I’m in the middle of the anime for this one. It’s supernatural mixed with conspiracy. When the Heaven’s Gate and Hell’s Gate appeared on Earth all the stars were blacked out and replaced with false stars. These stars are somehow tied to powers granted to certain humans. In exchange for the use of these powers they are compelled to ‘complete the contract’ after each use. Because of this they’re called Contractors. If they don’t complete the contract their free will is taken away from them and they become Dolls. Dolls are emotionless beings who can only do what they’re told.
Contractors become a valuable commodity for national defense and terrorists. The current story arc I’m in involves a shadowy organization who uses Contractors, Dolls and a human handler to search for something called a Star Fragment that’s being competed over with various governmet spy agencies and the Japanese Special Police Force dedicated to investigating Contractor related cases.
20th Century Boys for AN AMAZING PLOT and good artwork. Really, it’s a stunning read. Definitely check it out.
Its about this group of kids who used to play around and created this fictional story of how a bad guy will take over the world in the future. When these kids turned into adults, it turns out this story is coming true.
It goes back and forth between the past and the present, and its a really interesting story. Done by the same author of Monster, another manga I recommend. 20th Century Boys is much better though.
Oh! I had heard of 20th Century Boys, but did not know about its authorship. This bears a looking-into, now.
If you liked FMA, you might want to try out the manga. The two diverge in hugely important ways. Parts of the manga you will have already seen in the anime, though.

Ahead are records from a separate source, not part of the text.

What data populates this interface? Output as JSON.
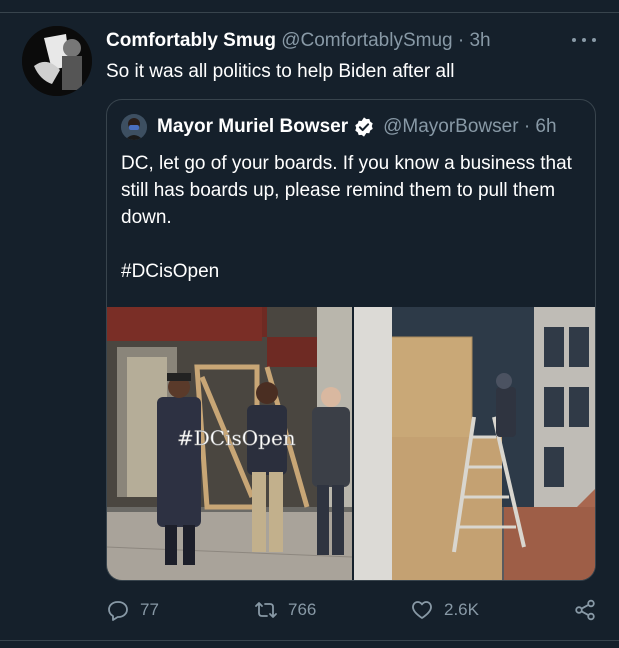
{
  "tweet": {
    "author_name": "Comfortably Smug",
    "author_handle": "@ComfortablySmug",
    "separator": "·",
    "time": "3h",
    "text": "So it was all politics to help Biden after all"
  },
  "quote": {
    "author_name": "Mayor Muriel Bowser",
    "author_handle": "@MayorBowser · 6h",
    "verified": true,
    "lines": [
      "DC, let go of your boards. If you know a business that still has boards up, please remind them to pull them down."
    ],
    "hashtag": "#DCisOpen",
    "photo_sign_text": "#DCisOpen"
  },
  "actions": {
    "replies": "77",
    "retweets": "766",
    "likes": "2.6K"
  },
  "colors": {
    "background": "#15202b",
    "secondary_text": "#8899a6",
    "border": "#38444d",
    "verified_blue": "#ffffff"
  }
}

Card Captor Sakura, by Clamp (the people behind X/1999). Ok, the art is over-effeminate, but the character is a little girl, so what of it? The main character is a Japanese schoolgirl, opens a book she finds in her archeologist father’s basement, releases a mass of elemental creatures who the book’s guardian (rule #2 broken - he’s small-animal mascot) informs her she’ll have to recaptue, OR ELSE. The OR ELSES in the sereies are always made out to be more dire than they are. The funny thing about this series is that it manages to be absolutely the most comfortable little story I’ve ever read. There’s none of the creepiness the internets has made it out to have, and unlike the animated version it follows a linear plot not restricted by a monster-of-the-week format. It’s understandable to pass it if the idea of the series makes you gag, but if you want some supernatural action, downright lovable (but in no way over the top or exaggerated) characters, and a bit of warmth in your heart., go for it. For the record, Clamp can’t draw adults without making them tall and angular, for some reason. Since this series focuses on smaller characters (whether children or creatures), though not exclusively, their style is much more pleasing to the eye.
Now you’ve got me wondering if I should read about the magical girl, ha. I’ve started reading Tsubasa Reservoir Chronicle (screw all that odd capitalization)
which uses a lot of the characters from other Clamp works in different dimensional settings, and I really enjoy it. The artwork doesn’t seem overly girly, but it’s well done, and the story has a lot of places it can go.
I’m trying FMA next since I love love love the anime franchise, but I’d like to read the light novels in addition to the manga. Are any of those out in English?
edit - I’m very sorry about not explicitly making recommendations. :\ The only manga I made a point of reading were Fruits Basket and Hellsing… what a combination, right? I really do like Tsubasa, though.
Somebody who likes Tsubasa I stopped watching Tsubasa after the 5th or 6th episode :[ My beef with it is that the characters talked like they were actually slightly mentally retarded in that they had to think about every sentence for about two seconds and then slowly enunciate out a reply (I also noticed this in CCS) and they seem to have no problems with setting up the plot for Pokemoning it up (Alright it’s TIME TO GO TO THE 59TH WORLD TO COLLECT THE 59TH FEATHER YEAHHHH!!!)